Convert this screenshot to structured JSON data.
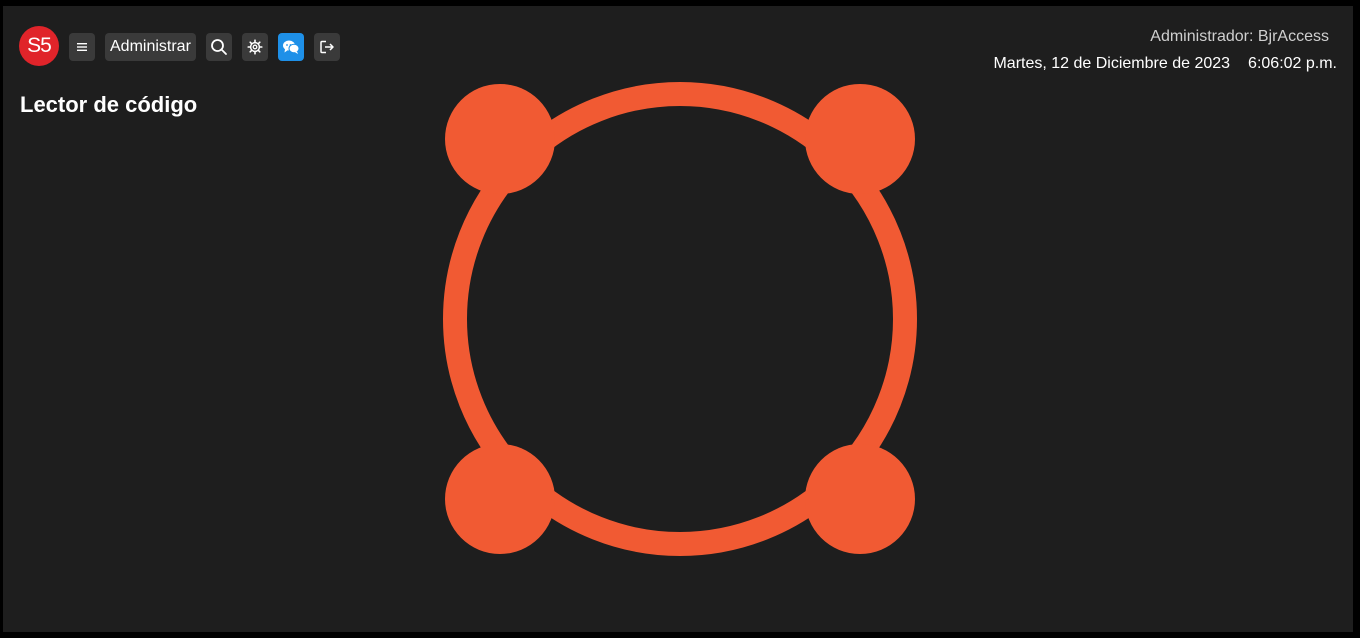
{
  "app": {
    "logo_text": "S5",
    "page_title": "Lector de código"
  },
  "toolbar": {
    "menu_icon": "hamburger-menu-icon",
    "admin_label": "Administrar",
    "search_icon": "search-icon",
    "settings_icon": "gear-icon",
    "chat_icon": "chat-bubbles-icon",
    "logout_icon": "logout-icon"
  },
  "header": {
    "user_label": "Administrador: BjrAccess",
    "date": "Martes, 12 de Diciembre de 2023",
    "time": "6:06:02 p.m."
  },
  "loader": {
    "icon": "loading-spinner-icon",
    "color": "#f15a33"
  },
  "colors": {
    "background": "#1e1e1e",
    "logo": "#e0242a",
    "accent": "#1e90e8",
    "button": "#3a3a3a"
  }
}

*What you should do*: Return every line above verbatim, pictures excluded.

*The answer*:
Convert this screenshot to structured JSON data.
{
  "app": {
    "logo_text": "S5",
    "page_title": "Lector de código"
  },
  "toolbar": {
    "menu_icon": "hamburger-menu-icon",
    "admin_label": "Administrar",
    "search_icon": "search-icon",
    "settings_icon": "gear-icon",
    "chat_icon": "chat-bubbles-icon",
    "logout_icon": "logout-icon"
  },
  "header": {
    "user_label": "Administrador: BjrAccess",
    "date": "Martes, 12 de Diciembre de 2023",
    "time": "6:06:02 p.m."
  },
  "loader": {
    "icon": "loading-spinner-icon",
    "color": "#f15a33"
  },
  "colors": {
    "background": "#1e1e1e",
    "logo": "#e0242a",
    "accent": "#1e90e8",
    "button": "#3a3a3a"
  }
}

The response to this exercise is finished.